â€˜Lockout': In Space, No One Can Hear You Yawn
â€œLockoutâ€ is a cornball action movie that is too short on action or dramatic stakes to work effectively. Whether by the constraints of the budget or a lack of good ideas, the audience is afforded about three or four brief action scenes over the course of 95 minutes. The rest of the movie is meant to coast on the charm of its leading man, ex-CIA Agent Snow, who hates everyone and will tell you all about it. Star Guy Pearce has the chops to pull off the character as a broad cartoon who bleeds when he’s hit but only because it looks cooler in dim lighting. However, the script doesn’t give Pearce anything to work with, a problem that is only magnified by the dearth of excitement.
The movie is all premise. Decades in the future, Snow is wrongly accused by the Secret Service of killing a government official. As he’s being prepped for shipment to a maximum security prison orbiting Earth, there is a massive takeover by the criminal population, and it’s up to Snow to rescue the U.S. President’s daughter, who is touring the prison on a humanitarian mission. If you perk your ears at this premise instead of rolling your eyes, you are the movie’s intended audience. Except those in the second category won’t find anything after the first act that lives up to their expectations. Snow gets on board the prison ship, sneaks around, Â knocks out a bad guy every now and then, and builds unconvincing sexual tension with the president’s daughter (Maggie Grace). Their banter tries to emulate the back-and-forth of other famous mismatched pairings, like Han Solo and Princess Leia or Butch Cassidy and the Sundance Kid. But the coupling in â€œLockoutâ€ is mostly a failure — not just because it’s derivative, but because it’s poorly executed. Here especially, the writing fails:

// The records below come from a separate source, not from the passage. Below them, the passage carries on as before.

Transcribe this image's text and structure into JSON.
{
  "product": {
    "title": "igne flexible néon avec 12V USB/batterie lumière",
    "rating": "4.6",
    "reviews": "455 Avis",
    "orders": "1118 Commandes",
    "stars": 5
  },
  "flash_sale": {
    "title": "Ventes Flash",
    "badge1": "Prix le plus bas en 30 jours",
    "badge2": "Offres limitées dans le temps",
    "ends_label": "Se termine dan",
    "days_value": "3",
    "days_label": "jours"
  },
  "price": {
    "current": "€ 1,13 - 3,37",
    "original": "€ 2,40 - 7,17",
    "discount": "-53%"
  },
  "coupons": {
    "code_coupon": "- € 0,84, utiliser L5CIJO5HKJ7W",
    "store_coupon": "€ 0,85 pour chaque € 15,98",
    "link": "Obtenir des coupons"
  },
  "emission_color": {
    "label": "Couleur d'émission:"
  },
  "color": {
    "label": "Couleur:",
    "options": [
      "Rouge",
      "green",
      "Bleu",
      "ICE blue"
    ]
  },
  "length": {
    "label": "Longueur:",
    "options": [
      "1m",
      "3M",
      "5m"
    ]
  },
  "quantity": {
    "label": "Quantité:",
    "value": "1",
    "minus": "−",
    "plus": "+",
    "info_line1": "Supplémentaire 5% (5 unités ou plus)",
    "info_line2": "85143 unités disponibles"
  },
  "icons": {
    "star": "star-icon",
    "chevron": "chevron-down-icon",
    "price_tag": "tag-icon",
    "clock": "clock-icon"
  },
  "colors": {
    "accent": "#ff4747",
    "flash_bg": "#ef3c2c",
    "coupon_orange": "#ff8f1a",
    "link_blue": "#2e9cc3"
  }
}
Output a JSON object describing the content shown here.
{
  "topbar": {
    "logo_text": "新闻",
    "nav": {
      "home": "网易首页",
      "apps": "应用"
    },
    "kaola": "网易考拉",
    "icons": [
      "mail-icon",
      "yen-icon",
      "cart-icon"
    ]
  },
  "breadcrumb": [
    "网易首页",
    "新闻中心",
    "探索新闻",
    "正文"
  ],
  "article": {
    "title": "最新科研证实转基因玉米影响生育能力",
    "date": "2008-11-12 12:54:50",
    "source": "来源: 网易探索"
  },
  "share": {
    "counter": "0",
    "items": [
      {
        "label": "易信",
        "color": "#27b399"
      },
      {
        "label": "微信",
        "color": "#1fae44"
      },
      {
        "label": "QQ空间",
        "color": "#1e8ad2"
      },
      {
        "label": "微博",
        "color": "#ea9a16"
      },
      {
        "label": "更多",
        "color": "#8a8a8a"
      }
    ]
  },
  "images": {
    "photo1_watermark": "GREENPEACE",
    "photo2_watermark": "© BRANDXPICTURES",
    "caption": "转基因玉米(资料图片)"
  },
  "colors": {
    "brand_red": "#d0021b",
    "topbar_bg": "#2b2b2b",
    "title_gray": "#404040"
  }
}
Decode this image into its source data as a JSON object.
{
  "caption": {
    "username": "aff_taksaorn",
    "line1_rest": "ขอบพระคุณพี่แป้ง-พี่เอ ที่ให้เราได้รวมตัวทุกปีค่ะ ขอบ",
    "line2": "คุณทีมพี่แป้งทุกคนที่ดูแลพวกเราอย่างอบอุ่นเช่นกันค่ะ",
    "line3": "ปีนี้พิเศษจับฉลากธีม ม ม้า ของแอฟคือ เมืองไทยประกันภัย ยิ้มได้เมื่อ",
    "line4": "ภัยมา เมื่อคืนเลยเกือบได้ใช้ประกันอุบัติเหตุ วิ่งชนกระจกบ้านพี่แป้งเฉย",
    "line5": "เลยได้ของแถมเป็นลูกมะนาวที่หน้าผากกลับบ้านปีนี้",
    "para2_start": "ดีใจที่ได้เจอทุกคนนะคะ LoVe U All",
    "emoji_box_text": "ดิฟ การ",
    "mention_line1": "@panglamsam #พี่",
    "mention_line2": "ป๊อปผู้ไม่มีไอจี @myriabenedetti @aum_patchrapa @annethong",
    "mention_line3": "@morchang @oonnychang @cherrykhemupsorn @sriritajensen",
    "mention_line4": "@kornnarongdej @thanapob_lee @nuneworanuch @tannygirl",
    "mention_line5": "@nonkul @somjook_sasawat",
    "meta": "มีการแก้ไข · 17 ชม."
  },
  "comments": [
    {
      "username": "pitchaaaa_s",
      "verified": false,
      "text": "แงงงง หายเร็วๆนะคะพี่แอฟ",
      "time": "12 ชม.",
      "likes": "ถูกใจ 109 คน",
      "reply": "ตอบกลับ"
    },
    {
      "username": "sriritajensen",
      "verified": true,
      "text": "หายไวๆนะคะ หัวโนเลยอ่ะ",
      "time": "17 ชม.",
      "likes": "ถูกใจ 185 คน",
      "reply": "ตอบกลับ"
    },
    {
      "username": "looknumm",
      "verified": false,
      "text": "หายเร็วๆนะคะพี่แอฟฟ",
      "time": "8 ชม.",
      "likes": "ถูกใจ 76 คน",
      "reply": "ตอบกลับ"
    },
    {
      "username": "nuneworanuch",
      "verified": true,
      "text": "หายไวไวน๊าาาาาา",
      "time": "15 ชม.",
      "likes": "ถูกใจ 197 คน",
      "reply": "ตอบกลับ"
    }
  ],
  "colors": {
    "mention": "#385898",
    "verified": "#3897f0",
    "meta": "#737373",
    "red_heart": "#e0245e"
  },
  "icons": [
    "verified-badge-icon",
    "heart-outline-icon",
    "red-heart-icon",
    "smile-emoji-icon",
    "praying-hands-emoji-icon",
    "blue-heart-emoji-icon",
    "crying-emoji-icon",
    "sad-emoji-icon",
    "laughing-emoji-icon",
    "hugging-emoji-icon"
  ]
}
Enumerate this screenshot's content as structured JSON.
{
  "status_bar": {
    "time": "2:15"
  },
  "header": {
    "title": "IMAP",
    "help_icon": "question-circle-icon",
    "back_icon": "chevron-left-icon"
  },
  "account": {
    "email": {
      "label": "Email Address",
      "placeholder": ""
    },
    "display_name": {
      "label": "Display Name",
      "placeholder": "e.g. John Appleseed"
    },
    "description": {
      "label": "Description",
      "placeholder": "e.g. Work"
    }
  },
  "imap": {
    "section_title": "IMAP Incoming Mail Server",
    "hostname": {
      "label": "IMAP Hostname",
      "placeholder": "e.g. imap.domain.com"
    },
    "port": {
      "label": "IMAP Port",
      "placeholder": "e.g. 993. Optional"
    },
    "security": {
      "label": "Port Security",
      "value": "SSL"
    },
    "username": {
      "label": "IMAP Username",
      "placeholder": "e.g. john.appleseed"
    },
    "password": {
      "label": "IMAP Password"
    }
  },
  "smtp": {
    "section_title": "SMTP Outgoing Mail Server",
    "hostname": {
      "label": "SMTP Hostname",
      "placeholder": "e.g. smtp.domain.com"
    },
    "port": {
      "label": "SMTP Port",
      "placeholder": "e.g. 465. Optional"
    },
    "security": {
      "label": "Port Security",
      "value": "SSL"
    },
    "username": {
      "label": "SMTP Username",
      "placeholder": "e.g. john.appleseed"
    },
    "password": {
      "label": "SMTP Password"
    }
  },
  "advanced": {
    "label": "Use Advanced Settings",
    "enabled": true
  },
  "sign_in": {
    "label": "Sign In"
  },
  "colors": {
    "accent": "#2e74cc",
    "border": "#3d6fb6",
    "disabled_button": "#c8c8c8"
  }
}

The president’s daughter grabs a gun and fires wildly at the bad guys.
Snow: â€œI thought you were a Democrat.â€
That has to be one of the lamest jokes a writer could make in this situation. Its presence feels almost dutiful, as if the filmmakers plugged it in based on the expectation that you can’t have smarter jokes in a story about a floating prison. Co-writer and producer Luc Besson has delivered far better dialogue in his films â€œLeon: The Professionalâ€ and â€œThe Fifth Element.â€ He also has been more imaginative in other facets of filmmaking. â€œLockoutâ€ directors James Mather and Stephen St. Leger could learn a thing or two from Besson about showmanship, subverting expectations and finding inspiration in even the most cliched genre requirements.
As it stands, â€œLockoutâ€ is a series of half-hearted one-liners that substitute for dramatic content and a slew of minor skirmishes that would fail to titillate a five-year-old. There’s a way to make an irreverent movie about a guy infiltrating a prison that orbits Earth, but it requires exhilarating action or at least a few characters who viewers can get invested in. These people are so slight that it’s no wonder they floated into space.